▸ Supplied material:
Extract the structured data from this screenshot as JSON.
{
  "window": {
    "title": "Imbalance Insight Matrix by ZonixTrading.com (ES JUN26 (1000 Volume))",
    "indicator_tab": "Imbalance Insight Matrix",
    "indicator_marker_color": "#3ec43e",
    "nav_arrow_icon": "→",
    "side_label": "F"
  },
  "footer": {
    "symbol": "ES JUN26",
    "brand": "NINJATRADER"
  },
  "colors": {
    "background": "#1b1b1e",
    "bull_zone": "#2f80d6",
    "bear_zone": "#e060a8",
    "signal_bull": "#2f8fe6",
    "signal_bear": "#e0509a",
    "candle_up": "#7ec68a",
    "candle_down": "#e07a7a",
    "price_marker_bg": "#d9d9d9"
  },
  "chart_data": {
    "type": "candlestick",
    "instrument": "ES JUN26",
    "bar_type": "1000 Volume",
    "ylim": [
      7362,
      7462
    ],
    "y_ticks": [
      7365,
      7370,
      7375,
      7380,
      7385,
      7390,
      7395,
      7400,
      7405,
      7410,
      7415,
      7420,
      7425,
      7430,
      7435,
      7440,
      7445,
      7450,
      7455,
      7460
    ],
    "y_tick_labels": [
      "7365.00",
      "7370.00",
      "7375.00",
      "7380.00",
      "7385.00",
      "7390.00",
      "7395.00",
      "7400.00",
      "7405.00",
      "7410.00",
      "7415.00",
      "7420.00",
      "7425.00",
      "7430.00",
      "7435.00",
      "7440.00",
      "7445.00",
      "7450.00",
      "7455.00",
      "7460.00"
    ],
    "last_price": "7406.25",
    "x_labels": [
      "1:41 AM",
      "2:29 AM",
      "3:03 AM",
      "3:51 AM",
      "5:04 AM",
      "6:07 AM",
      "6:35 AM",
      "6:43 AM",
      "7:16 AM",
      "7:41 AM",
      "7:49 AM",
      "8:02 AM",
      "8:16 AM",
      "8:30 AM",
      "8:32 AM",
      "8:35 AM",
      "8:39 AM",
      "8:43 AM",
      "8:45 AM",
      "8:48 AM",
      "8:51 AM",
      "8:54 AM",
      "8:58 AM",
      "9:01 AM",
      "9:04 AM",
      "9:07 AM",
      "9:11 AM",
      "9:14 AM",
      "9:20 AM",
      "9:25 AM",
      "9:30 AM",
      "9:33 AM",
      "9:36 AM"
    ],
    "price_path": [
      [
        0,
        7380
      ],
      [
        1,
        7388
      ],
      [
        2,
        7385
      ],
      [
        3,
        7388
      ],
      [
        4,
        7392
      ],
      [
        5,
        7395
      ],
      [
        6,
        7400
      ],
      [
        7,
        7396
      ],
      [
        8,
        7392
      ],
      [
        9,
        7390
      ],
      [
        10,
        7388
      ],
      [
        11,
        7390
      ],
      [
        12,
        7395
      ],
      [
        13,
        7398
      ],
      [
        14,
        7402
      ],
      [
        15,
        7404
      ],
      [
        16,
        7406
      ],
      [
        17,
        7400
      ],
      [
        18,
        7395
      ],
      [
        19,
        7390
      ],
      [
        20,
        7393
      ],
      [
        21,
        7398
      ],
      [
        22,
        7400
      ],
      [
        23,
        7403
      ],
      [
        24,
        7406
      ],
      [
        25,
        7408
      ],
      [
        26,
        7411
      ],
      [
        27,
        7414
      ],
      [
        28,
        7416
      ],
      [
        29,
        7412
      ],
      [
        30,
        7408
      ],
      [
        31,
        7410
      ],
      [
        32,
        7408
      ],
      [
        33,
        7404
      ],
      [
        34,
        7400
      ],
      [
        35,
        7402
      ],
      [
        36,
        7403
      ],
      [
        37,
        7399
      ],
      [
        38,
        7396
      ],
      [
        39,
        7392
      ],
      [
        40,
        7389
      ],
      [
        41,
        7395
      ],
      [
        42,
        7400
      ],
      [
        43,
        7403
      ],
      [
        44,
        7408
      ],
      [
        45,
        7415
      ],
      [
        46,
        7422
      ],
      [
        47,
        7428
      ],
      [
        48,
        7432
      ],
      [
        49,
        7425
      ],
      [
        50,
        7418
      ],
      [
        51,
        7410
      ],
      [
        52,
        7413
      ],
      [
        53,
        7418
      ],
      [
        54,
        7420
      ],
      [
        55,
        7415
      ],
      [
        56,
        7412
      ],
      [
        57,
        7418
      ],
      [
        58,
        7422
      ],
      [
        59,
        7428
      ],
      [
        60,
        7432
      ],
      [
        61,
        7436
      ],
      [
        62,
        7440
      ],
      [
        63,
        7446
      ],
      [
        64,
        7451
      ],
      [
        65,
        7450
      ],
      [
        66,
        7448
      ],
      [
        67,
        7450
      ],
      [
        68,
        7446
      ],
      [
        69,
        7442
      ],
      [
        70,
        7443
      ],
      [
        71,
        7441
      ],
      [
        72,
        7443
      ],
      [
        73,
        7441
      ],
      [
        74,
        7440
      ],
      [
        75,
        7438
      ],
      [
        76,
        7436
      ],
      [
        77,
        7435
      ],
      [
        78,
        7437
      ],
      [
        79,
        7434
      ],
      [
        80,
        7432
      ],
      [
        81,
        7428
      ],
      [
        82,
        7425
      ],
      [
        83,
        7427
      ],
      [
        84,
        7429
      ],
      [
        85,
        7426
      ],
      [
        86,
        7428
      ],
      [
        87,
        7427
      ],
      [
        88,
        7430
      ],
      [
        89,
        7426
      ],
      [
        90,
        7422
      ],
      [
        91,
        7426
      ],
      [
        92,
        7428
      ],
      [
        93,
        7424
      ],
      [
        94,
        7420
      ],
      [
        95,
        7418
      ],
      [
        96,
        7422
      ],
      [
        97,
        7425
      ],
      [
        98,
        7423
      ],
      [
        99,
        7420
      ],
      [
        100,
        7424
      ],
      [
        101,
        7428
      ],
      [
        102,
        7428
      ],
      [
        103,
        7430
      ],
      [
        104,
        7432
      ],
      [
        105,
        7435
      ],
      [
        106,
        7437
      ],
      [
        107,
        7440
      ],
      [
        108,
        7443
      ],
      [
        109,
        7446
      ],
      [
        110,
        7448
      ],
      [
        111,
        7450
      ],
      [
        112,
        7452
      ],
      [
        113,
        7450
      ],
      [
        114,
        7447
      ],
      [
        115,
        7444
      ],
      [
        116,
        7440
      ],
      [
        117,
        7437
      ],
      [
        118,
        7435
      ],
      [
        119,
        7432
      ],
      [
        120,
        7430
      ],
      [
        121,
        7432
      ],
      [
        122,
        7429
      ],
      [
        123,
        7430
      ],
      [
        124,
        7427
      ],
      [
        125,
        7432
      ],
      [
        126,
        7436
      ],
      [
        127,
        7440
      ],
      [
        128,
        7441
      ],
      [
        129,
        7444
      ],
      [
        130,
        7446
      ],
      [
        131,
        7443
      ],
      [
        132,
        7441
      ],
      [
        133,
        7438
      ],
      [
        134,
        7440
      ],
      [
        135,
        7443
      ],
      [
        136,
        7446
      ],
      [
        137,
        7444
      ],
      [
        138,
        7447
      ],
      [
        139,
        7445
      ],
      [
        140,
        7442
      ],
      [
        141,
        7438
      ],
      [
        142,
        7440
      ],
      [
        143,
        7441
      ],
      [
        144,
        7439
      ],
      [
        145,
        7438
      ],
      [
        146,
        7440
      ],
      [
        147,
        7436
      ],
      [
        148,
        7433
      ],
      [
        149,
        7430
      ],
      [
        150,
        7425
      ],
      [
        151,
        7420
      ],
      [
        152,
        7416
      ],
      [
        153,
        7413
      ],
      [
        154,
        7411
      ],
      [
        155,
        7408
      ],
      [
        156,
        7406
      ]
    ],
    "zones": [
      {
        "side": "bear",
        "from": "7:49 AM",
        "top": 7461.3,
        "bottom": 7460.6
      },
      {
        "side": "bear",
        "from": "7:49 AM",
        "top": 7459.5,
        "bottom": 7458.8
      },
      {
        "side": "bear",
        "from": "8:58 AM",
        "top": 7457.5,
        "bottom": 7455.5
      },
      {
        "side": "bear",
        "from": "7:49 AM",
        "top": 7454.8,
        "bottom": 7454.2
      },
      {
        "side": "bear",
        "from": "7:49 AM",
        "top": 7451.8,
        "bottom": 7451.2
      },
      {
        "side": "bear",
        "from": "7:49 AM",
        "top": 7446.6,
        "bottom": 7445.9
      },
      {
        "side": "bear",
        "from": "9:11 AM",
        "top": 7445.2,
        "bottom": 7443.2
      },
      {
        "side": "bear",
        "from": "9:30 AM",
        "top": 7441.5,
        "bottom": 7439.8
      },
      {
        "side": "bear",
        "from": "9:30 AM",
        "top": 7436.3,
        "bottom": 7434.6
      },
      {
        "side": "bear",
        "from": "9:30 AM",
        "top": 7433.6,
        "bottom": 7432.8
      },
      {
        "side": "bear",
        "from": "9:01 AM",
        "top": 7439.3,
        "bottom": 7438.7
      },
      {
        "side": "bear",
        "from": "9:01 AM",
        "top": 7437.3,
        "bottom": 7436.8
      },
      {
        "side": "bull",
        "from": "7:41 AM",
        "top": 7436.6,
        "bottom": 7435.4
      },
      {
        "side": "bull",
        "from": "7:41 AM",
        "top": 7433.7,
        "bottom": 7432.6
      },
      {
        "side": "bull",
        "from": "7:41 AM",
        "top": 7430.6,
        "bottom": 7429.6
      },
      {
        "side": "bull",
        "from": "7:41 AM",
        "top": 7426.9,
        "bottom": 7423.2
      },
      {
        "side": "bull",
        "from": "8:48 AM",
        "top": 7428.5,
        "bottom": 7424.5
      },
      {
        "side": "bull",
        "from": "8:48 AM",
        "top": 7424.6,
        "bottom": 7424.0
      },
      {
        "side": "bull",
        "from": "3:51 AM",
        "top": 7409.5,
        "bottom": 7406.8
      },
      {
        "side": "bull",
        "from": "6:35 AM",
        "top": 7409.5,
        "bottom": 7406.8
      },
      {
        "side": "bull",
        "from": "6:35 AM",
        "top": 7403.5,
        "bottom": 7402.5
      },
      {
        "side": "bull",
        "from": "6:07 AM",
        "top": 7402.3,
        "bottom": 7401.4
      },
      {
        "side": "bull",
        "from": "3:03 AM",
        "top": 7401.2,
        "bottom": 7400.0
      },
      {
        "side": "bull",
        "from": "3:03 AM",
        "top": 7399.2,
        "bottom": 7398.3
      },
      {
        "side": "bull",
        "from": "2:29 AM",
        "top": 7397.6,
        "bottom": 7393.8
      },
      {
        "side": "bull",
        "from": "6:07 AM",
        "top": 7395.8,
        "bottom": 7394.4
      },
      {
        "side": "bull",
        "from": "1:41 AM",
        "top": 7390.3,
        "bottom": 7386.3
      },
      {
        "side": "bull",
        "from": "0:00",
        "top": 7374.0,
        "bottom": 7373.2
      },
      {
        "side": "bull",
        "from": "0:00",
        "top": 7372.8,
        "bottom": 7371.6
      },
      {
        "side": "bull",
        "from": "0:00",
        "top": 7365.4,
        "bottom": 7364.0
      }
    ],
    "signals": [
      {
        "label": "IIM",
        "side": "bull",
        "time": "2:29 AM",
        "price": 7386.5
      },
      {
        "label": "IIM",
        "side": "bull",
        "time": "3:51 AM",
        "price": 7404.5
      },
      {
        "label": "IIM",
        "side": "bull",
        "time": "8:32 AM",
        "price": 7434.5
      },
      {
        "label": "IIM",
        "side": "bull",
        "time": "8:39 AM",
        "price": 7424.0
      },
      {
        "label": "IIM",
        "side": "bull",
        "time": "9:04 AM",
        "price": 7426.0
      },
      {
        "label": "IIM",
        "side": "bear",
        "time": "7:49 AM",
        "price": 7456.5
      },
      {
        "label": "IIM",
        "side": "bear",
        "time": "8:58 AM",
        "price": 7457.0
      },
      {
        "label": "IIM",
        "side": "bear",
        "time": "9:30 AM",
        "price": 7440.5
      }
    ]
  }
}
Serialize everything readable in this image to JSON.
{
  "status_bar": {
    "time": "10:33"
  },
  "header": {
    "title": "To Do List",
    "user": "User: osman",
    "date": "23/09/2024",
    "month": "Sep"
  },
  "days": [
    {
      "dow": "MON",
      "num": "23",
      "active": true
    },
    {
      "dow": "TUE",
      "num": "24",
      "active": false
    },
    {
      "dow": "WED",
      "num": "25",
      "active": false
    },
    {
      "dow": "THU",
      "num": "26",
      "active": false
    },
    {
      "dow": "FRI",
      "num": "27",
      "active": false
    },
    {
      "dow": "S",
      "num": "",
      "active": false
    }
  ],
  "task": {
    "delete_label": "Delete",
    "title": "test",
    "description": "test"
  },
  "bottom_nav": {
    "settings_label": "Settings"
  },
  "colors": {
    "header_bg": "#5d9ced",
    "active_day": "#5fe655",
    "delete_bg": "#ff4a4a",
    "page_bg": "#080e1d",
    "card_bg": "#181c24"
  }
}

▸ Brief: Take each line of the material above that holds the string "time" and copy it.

▸ Task answer:
        "time": "2:29 AM",
        "time": "3:51 AM",
        "time": "8:32 AM",
        "time": "8:39 AM",
        "time": "9:04 AM",
        "time": "7:49 AM",
        "time": "8:58 AM",
        "time": "9:30 AM",
    "time": "10:33"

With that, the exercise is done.